== DATASET
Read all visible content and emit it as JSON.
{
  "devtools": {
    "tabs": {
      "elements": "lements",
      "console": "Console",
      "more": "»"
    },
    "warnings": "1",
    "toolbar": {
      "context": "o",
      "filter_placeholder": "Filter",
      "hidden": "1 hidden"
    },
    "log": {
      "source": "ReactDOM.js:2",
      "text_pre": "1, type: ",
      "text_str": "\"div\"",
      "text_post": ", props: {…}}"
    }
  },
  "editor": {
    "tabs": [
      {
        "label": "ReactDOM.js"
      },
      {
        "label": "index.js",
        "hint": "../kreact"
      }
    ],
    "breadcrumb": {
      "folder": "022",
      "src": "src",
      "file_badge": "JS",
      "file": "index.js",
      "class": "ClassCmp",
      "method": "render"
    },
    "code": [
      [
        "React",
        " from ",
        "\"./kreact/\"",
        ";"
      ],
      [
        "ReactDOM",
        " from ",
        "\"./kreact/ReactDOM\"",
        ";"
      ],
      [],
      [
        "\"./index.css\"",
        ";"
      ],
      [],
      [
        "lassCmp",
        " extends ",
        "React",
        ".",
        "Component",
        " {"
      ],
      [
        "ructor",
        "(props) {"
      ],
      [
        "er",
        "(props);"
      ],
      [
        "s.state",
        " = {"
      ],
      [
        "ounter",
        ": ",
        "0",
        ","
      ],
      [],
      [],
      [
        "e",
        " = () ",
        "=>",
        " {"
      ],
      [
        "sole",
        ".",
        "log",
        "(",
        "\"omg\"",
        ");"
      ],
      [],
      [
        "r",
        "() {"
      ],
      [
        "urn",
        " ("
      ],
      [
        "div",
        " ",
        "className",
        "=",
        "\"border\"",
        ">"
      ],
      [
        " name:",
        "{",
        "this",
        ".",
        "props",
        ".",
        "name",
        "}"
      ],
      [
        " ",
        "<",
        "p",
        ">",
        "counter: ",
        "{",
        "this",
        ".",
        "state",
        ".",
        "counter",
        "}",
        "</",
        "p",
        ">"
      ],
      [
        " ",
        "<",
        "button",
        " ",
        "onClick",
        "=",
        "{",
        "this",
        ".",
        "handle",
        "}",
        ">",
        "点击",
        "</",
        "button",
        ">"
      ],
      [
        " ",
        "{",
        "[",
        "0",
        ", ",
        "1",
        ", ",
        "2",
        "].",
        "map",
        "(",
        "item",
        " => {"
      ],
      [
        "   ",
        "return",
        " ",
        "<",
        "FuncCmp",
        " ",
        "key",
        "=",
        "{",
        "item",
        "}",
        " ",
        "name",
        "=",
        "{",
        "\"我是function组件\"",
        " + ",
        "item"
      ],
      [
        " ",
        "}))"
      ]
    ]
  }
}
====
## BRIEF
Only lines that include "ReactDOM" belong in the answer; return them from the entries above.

## SOLUTION
      "source": "ReactDOM.js:2",
        "label": "ReactDOM.js"
        "ReactDOM",
        "\"./kreact/ReactDOM\"",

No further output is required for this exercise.